During the session on the 2024-2026 Medium Term Expenditure Framework (MTEF), the Postmaster General of the Federation, Mr. Tola Odeyemi presented NIPOST's 2024-2026 input in the MTEF, FSP. However, tensions rose when Odeyemi disclosed that the agency projected a personnel cost of N18 billion for its 16,000 workers nationwide in 2024, up from N13 billion in 2023.
Expressing dissatisfaction, Senator Musa questioned the impact of NIPOST across the country and raised concerns about the increase in personnel costs, rhetorically wondered why the personnel cost would jump from N13 billion in 2023 to N18 billion in 2024.

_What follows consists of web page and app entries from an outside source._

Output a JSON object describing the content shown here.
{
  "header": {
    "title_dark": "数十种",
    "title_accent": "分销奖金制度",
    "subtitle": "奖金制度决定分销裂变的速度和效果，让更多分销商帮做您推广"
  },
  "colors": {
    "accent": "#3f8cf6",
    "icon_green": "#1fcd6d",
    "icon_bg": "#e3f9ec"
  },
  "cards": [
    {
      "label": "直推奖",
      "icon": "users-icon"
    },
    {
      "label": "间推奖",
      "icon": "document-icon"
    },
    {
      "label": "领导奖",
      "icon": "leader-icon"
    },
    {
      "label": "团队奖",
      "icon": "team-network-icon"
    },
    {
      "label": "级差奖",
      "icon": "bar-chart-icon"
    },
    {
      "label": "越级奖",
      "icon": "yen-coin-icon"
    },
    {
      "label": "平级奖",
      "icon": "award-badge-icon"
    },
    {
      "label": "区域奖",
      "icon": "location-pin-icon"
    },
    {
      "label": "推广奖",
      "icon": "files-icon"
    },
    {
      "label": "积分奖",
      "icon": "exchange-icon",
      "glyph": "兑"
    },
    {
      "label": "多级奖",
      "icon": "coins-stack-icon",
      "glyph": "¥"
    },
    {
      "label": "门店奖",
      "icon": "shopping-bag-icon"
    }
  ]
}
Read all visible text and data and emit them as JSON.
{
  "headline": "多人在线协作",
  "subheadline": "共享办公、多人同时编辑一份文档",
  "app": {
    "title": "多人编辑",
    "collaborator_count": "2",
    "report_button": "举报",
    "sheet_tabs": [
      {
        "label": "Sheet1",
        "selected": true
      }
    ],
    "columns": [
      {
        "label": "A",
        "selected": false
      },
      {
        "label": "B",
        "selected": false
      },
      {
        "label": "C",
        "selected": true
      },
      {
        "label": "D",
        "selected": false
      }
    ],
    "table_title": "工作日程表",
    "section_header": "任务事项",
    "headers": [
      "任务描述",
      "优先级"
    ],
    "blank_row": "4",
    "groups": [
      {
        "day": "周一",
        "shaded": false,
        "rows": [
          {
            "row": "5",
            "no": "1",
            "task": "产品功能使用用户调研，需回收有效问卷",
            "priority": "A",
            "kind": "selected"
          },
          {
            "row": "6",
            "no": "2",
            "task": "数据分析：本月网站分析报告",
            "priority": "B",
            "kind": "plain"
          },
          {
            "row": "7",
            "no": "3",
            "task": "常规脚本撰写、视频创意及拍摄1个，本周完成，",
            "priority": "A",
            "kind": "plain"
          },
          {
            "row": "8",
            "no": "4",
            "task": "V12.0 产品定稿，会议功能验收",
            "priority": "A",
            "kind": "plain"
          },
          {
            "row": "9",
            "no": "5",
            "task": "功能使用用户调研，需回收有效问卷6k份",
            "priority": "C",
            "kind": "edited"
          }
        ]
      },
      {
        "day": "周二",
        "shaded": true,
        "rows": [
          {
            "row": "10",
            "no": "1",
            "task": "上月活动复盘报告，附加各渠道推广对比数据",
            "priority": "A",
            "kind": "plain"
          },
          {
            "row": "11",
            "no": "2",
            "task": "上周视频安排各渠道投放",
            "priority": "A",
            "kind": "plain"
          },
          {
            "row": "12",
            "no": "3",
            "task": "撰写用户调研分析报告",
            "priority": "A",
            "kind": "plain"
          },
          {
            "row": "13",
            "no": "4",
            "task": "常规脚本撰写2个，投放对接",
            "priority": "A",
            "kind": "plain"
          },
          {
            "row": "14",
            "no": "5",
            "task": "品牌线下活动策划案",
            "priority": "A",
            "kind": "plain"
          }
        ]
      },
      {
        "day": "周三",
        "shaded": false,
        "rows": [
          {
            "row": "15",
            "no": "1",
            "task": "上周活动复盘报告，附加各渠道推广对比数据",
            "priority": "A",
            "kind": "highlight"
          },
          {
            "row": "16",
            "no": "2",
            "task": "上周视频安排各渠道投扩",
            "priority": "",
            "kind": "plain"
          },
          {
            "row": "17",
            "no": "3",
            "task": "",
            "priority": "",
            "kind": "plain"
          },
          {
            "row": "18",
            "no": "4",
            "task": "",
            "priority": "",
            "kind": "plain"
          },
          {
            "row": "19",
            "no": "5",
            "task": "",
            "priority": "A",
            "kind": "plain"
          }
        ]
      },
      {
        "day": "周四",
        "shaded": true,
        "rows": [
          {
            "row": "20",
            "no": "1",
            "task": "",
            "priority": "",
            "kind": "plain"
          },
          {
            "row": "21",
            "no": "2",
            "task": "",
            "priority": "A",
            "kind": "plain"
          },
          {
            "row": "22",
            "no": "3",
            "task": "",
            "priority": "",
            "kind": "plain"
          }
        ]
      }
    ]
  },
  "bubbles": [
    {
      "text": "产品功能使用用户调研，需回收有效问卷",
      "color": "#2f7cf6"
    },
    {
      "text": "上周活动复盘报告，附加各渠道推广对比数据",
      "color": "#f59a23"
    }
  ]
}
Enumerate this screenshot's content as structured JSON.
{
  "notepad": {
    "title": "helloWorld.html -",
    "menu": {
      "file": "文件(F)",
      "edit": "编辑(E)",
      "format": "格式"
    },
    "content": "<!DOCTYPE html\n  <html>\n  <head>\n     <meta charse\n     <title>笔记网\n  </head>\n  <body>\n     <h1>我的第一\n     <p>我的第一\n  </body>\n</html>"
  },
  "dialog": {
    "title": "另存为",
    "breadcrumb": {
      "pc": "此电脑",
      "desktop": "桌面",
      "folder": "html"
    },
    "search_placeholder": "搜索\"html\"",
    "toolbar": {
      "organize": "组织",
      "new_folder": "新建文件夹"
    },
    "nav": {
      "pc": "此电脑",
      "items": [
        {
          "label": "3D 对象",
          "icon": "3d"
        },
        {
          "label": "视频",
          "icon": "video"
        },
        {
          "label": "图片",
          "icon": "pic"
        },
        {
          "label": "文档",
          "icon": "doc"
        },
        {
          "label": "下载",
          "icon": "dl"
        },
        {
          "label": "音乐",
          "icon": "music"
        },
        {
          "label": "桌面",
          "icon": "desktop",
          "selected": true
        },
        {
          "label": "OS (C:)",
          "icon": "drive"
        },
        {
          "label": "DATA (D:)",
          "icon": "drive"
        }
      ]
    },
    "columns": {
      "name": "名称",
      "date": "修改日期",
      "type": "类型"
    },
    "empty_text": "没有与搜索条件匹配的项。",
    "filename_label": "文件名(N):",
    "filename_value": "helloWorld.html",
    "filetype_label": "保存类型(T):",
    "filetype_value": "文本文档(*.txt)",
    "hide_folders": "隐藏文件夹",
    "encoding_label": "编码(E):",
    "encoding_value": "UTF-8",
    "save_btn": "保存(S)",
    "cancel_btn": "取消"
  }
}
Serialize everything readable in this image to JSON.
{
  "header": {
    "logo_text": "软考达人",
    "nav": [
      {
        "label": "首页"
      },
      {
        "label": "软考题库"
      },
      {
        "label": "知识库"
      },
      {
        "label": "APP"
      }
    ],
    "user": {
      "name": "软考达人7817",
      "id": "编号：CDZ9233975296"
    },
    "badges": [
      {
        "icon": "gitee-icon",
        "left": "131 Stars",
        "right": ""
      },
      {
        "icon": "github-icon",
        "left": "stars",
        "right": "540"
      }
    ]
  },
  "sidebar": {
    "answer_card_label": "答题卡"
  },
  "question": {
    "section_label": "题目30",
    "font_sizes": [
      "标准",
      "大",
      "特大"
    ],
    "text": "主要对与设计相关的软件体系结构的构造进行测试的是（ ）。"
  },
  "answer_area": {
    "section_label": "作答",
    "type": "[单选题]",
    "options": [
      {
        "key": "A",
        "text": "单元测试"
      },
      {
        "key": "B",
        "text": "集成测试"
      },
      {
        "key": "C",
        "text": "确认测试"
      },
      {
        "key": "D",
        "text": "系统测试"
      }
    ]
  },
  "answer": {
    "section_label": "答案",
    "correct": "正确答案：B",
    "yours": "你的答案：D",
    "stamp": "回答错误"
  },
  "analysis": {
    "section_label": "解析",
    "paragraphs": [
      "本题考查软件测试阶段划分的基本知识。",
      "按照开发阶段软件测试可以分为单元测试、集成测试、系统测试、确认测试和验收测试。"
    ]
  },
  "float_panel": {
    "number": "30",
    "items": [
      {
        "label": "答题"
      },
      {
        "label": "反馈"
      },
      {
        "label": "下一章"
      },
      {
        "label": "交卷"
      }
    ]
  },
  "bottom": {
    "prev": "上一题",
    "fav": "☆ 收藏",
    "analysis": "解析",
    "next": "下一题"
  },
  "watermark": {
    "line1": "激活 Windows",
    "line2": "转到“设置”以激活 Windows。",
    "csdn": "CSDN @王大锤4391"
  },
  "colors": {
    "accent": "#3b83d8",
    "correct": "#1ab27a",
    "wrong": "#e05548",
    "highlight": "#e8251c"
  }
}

The Postmaster General explained that the increment was a result of the recent rise in personnel costs, attributed to the Federal Government's payment of peculiar allowances to workers. However, this explanation failed to appease members of the committee.
Senator Ireti Kingibe (LP-FCT) then explained the need for NIPOST, as a partially funded agency, to transform into a vibrant postal agency.
” NIPOST should not be scrapped but should be turned to a revenue-generating agency.
“The only thing is that the agency was stuck in the 19th-century analogue operation instead of migrating to digital service for efficient services.
“There is nothing stopping NIPOST to digitalise their offices across the country to offer electronic services for Nigerians, deliver government services at all local government areas and even engage in financial services.”
Senator Osita Izunaso disagreed, stating that the current structure of NIPOST shouldn't be supported if the goal is to generate revenue for the country's annual budgets.
In response, Committee Chairman Sani Musa requested the CEO of NIPOST to provide the committee with her business plan to transform the agency into a more revenue-generating entity.
He said, “NIPOST should have been fully privatised before now because nobody is feeling their impact anywhere in the country.
“We are ready to recommend to the Senate in plenary, full privatisation of the NIPOST except the Postmaster General convinces us otherwise.